» **Your assignment**
Return all lines of the records that contain the word "کوردی".
*** Task inputs ***
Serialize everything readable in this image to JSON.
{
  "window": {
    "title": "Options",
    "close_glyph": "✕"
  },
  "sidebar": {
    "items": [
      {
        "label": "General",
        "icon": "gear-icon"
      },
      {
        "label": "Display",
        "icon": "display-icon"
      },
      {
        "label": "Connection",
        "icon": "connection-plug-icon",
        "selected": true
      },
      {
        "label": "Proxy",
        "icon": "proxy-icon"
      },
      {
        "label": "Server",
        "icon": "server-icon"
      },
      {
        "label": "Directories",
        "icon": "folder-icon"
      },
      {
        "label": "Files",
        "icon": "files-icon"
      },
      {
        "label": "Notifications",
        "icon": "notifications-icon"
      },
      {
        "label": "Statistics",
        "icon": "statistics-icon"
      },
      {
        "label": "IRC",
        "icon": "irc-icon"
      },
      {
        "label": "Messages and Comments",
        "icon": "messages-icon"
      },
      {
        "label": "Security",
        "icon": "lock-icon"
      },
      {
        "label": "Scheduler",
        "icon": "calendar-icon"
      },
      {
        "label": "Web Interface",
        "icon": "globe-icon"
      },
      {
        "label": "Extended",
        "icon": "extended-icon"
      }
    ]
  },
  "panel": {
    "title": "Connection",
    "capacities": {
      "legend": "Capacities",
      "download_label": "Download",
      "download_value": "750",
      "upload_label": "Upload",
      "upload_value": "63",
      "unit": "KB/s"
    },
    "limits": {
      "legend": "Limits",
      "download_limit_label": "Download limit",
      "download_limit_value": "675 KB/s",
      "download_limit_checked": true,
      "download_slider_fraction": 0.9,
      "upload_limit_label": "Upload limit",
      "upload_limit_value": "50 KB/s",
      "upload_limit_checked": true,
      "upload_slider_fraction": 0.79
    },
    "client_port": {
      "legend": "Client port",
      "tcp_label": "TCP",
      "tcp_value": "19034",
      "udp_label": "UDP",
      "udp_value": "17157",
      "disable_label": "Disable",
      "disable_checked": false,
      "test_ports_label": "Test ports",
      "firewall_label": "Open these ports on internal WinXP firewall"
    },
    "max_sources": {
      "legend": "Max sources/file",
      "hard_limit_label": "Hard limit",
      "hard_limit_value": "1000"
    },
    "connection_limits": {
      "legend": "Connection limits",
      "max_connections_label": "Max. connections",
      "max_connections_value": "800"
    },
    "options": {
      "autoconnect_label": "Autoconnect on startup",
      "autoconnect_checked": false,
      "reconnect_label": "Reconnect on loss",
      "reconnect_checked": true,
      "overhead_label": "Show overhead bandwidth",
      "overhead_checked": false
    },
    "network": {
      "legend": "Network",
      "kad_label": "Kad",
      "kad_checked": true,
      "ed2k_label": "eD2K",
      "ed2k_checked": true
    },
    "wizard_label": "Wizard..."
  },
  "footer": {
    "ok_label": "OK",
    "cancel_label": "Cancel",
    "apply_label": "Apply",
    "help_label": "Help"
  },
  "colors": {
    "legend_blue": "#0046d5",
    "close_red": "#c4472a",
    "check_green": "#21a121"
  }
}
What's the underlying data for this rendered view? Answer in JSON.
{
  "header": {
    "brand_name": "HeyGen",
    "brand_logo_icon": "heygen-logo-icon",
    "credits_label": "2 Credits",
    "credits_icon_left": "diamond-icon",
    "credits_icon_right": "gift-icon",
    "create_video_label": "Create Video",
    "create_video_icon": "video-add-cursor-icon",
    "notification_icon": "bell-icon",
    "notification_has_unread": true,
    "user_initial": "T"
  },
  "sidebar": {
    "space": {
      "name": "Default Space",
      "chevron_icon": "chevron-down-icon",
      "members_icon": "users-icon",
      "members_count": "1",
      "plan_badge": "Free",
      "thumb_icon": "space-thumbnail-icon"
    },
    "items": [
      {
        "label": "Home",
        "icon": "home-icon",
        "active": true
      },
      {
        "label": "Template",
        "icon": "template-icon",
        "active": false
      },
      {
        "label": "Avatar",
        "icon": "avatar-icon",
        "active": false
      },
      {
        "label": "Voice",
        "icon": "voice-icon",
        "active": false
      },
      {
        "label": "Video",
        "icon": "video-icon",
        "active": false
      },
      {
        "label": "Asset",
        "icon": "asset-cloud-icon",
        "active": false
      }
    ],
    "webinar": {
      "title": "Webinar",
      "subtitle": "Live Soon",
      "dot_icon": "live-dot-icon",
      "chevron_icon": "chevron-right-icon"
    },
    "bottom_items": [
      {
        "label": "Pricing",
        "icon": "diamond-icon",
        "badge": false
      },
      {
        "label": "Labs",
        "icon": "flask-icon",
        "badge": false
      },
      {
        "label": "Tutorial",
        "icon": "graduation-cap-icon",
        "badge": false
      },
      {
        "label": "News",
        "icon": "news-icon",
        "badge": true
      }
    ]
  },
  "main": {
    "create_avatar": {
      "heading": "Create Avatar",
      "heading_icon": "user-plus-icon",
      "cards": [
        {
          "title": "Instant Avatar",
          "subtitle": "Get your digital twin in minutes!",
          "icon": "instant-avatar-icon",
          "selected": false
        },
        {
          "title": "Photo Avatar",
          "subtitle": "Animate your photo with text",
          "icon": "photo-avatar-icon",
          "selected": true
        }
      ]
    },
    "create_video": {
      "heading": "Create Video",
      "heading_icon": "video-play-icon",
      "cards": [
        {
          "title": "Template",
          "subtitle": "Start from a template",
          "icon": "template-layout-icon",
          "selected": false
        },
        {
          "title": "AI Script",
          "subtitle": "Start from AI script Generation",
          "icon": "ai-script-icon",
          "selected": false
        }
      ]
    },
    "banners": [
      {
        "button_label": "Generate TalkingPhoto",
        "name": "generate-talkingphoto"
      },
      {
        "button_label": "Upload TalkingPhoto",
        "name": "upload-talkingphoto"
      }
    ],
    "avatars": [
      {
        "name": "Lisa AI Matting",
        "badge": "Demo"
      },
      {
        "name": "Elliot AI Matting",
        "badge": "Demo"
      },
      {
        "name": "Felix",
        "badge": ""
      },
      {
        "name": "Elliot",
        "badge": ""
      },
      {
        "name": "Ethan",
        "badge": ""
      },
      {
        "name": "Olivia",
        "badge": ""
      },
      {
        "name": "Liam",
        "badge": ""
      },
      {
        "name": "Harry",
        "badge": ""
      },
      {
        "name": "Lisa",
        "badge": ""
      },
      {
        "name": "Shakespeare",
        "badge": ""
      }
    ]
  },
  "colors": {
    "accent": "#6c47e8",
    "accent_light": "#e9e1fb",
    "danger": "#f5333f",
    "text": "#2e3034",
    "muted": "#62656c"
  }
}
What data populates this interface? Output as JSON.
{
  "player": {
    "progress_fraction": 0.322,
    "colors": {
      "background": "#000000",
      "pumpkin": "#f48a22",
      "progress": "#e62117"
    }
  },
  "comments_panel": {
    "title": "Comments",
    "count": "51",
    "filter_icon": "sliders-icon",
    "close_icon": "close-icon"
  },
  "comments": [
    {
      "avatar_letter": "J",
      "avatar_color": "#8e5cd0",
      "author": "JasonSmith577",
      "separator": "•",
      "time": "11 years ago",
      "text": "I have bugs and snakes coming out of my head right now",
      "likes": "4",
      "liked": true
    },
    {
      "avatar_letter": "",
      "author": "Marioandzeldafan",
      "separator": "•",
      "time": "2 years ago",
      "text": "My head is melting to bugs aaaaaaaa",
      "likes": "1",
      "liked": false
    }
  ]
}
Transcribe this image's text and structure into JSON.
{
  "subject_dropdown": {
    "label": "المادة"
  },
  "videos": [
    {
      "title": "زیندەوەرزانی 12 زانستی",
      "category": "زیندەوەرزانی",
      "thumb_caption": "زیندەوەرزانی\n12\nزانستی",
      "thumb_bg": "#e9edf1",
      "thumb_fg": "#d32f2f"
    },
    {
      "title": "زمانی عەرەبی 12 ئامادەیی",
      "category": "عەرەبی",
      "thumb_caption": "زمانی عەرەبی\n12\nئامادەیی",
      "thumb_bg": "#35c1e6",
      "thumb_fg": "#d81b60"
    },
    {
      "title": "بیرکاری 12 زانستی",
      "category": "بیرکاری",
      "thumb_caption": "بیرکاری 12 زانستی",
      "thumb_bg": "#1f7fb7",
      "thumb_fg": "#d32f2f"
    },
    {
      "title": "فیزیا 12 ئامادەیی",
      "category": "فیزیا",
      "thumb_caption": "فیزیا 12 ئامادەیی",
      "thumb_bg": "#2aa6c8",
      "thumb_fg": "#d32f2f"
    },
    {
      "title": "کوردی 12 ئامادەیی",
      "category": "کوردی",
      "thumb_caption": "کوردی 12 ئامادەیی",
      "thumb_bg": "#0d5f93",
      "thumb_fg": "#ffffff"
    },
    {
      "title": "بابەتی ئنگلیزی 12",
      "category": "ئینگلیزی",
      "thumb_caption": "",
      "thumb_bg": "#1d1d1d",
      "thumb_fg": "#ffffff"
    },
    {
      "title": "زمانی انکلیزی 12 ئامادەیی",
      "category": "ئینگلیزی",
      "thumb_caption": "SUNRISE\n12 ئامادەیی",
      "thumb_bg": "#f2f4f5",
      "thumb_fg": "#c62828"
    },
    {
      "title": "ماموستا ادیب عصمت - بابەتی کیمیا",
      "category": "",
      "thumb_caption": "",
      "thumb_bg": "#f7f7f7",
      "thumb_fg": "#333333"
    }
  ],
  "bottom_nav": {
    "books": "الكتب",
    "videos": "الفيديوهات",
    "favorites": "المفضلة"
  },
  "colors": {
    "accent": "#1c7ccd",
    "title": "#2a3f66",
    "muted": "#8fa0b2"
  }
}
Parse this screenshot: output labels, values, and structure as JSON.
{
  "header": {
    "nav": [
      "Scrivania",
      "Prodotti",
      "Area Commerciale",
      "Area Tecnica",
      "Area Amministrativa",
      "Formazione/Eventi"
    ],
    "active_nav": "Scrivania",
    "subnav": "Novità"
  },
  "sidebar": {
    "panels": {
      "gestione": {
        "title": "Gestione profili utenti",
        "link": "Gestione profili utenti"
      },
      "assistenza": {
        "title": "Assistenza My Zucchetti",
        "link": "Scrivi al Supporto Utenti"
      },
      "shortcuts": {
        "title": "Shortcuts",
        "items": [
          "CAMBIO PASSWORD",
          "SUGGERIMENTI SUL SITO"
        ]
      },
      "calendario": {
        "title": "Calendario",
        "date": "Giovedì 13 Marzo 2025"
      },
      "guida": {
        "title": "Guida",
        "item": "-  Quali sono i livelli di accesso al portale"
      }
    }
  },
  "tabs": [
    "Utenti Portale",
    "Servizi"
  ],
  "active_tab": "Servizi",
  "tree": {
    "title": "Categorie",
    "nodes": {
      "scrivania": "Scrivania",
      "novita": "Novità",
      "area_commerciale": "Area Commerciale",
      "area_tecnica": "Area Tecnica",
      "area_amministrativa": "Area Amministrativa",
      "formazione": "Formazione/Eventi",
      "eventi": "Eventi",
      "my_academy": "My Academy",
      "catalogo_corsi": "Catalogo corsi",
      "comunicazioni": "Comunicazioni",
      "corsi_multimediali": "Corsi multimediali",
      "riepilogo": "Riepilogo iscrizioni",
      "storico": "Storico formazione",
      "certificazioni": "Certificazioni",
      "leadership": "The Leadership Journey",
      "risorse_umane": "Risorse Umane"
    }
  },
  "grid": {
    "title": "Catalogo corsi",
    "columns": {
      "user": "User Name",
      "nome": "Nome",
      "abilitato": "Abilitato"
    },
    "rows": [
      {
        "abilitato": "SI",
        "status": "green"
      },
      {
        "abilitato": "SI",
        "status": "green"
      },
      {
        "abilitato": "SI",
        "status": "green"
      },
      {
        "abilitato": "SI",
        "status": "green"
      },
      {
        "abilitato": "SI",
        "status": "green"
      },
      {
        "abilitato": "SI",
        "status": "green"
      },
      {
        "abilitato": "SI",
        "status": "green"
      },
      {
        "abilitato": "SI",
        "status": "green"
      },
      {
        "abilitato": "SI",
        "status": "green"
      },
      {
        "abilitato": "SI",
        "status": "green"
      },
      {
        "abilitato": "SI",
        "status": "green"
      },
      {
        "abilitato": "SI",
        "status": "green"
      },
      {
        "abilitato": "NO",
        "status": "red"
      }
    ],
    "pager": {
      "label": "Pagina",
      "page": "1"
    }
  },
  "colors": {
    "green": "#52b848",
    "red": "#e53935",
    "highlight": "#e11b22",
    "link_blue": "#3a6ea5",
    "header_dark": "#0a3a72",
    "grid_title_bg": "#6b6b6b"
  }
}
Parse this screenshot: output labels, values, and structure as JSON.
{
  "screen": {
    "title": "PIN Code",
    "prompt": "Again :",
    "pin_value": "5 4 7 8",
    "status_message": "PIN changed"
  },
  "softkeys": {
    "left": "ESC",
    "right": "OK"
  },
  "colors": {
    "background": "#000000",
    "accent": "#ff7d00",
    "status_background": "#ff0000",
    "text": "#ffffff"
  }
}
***
» **Response**
      "title": "کوردی 12 ئامادەیی",
      "category": "کوردی",
      "thumb_caption": "کوردی 12 ئامادەیی",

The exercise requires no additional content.